March 30 - Thai voters go to poll to fill half of the country's 150 seats in the Senate that could prove vital to the attempts to remove Prime Minister Yingluck Shinawatra from her post. Nathan Frandino reports.
Voters head to the polls in Thailand for half of the country's 150-seat Senate in a key test for Prime Minister Yingluck Shinawatra's troubled government. Anti-government protesters are in their fifth month of a campaign to force Yingluck out. They're hoping to set in motion political and electoral reforms before a new general election takes place. (SOUNDBITE) (Thai) VOTER CHERDCHAI YANYONGKUL SAYING: "We need an election to see which way the people are giving their support." The vote comes a day before the prime minister is due to defend herself against negligence charges over a disastrous rice subsidy scheme. (SOUNDBITE) (Thai) THAI CARE-TAKER PRIME MINISTER YINGLUCK SHINAWATRA SAYING: "I hope to get answer from the National Anti-corruption Commission to find out if we are receiving the same justice and fairness as those politicians who have been charged before.

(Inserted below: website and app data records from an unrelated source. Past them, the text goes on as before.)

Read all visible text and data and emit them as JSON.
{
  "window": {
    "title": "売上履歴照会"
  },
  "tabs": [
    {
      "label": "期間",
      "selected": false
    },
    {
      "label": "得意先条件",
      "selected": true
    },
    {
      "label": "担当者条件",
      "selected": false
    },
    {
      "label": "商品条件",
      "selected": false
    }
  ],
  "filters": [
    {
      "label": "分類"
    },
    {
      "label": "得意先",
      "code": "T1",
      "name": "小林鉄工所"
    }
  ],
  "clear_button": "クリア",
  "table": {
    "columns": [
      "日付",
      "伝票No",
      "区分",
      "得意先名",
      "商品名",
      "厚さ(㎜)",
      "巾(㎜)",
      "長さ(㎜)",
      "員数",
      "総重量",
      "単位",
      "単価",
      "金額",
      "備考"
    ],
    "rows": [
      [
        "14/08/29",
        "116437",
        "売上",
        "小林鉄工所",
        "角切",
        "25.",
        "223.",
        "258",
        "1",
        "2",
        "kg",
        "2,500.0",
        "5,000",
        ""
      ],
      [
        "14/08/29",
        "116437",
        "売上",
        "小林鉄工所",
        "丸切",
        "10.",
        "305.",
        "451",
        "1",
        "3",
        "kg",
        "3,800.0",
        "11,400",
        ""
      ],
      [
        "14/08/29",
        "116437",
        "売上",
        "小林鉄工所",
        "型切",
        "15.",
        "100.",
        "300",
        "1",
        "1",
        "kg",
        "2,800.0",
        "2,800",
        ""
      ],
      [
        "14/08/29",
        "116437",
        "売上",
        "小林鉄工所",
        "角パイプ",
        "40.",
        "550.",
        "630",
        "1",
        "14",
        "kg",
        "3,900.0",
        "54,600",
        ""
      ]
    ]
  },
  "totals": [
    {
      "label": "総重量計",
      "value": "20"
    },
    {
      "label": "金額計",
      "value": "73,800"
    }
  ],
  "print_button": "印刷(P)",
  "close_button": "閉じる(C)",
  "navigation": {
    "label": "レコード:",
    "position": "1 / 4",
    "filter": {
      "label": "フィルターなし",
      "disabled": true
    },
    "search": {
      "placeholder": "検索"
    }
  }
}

When we had cases against oppositions we urged them to speed up process. But when there is a charge against me, it take only 15 days to process the charge." Thailand remains locked in a seemingly intractable political stalemate. The conflict broadly pits the Bangkok-based middle class and royalist establishment against the mostly poorer, rural supporters of the Shinawatra political family.